The biggest thing a government, Democratic or Republican, can do to help entrepreneurs is to reduce or eliminate regulatory uncertainty. A great example of uncertainty hurting entrepreneurship is the recently passed JOBS act. Despite strong bipartisan support, the SEC has yet to rule on how the law will be implemented. I've spoken to many entrepreneurs who are delaying expanding their business or starting a new one because they aren't sure how the law will affect them. - Ilya Lichtenstein
'Roll back the bankruptcy laws to pre-2005'
Roll back the bankruptcy laws to pre-2005 to reduce the cost of risk. This is a big one. The change of bankruptcy laws to benefit huge financial institutions, that then got bailed out by the same tax payers against whom they lobbied to get these draconian changes to bankruptcy laws passed was... well not just shocking... not just a demonstration of how corrupt and off-track our political system has become... not sure what the word is but it goes beyond hypocrisy. I remember growing up outside of the US learning quite explicitly that one of the geniuses of the American system, a key factor in its dramatic success compared to other countries, and a competitive advantage, was its bankruptcy system that allowed people to try things; put in best efforts; but in the worst case scenario get a fresh start. Getting rid of that was insane and I worry about its long term consequences. US entrepreneurs already face additional risks versus their overseas counterparts - like lack of a healthcare system not tied to employers - and taking away a major structural advantage they had is almost certainly going to have a detrimental effect. - richardjordan
Stop drowning small businesses with paperwork
Something as simple as payroll is a gigantic administrative issue. Has anyone looked at a federal form 944 that must be filed quarterly if you have any payroll? Sure -- you can have an ADP do it for you, but the complexity of the government filing for doing something as simple as paying somebody to work for you is a bit much. I am not sure people fully understand the amount of Fed, State and Local paperwork filing that must be done regularly, even for small businesses ---- all of which generally bears the legend of "required by law." - marketkarma
'Reduce frivolous patent applications'
As much as meaningful patent reform is sorely needed, so is reform concerning the way in which patents can be enforced.

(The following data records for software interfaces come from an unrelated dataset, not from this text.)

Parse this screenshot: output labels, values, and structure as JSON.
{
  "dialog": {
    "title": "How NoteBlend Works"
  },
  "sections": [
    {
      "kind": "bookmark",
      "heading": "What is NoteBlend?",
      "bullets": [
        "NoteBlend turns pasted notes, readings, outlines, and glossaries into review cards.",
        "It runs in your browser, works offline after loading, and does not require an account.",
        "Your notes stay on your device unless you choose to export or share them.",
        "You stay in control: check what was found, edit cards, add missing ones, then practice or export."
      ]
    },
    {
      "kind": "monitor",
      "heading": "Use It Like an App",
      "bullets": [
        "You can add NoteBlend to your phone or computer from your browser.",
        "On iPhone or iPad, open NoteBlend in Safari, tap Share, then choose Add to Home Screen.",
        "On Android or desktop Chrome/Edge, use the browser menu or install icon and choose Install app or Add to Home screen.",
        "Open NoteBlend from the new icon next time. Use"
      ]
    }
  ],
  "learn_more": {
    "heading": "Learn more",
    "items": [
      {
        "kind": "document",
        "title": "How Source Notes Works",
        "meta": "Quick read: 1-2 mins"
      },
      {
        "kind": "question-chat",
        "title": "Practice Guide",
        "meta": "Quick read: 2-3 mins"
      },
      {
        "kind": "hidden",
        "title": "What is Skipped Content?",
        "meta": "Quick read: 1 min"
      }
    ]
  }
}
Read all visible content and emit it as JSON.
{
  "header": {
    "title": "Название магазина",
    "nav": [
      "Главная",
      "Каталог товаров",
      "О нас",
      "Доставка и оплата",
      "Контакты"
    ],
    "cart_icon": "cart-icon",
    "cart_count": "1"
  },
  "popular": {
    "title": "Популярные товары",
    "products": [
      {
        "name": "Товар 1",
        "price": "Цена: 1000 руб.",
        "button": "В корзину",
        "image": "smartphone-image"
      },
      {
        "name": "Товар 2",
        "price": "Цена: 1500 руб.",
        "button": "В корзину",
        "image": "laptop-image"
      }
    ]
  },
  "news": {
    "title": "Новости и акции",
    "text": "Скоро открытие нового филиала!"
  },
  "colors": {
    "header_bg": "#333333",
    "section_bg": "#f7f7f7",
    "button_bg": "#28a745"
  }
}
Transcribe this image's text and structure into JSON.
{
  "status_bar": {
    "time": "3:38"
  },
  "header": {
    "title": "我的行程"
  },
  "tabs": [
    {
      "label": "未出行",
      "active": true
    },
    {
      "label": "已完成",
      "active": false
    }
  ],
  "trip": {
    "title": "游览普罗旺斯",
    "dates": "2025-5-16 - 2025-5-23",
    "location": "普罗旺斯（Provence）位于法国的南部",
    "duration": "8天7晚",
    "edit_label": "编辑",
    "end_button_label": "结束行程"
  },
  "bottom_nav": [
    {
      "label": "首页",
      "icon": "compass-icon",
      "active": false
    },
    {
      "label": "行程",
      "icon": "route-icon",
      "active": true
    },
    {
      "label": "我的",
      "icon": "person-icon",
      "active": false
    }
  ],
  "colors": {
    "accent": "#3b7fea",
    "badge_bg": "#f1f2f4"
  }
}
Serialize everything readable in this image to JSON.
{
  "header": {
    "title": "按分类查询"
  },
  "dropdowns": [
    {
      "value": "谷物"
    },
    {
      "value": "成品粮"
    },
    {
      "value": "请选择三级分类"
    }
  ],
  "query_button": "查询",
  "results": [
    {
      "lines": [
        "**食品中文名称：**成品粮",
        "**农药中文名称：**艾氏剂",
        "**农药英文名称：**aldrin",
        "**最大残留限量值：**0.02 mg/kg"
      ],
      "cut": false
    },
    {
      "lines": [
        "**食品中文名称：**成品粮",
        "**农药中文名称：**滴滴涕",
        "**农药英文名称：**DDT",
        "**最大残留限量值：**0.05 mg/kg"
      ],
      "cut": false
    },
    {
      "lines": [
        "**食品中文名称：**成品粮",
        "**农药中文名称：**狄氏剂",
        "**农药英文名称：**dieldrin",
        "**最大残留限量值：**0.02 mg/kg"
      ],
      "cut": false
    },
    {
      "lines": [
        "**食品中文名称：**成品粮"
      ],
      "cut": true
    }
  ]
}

Patent holders should be required to prove that they are using their inventions in commerce in order to file a legitimate infringement claim in court. This single change would drastically reduce the number of frivolous patent applications coming into the USPTO, cutting down processing times for legitimate ones. The treble damages rule should also be amended to avoid incentivizing entrepreneurs to file "blind," only to learn that the same invention has been patented several times over. - Aaron Greenspan
"Patent trolls are killing small innovators." - Zansfar Ifnif
Customers and real estate prices are the over-arching challenges
As someone who's lived in Silicon Valley for decades, and has heard many VC pitches, I have to say that tax policy just isn't an issue for startups. Unless and until profitability is reached, taxes don't matter. Nobody mentions tax issues in their VC pitch, unless they're pitching some financial product. Health care is something startups would rather have somebody else worry about. Regulation by government isn't a big deal, either. Arbitrary regulation by the Apple App Store, Comcast Cable, or AT&T/Verizon is much more of an issue. (If your iPhone app is too good, Apple enters the business and kicks you off the iPhone. It's happened more than once.) Issues that matter to Silicon Valley startups are finding customers with disposable income, overpriced local real estate, and being crushed by cheap imports from China.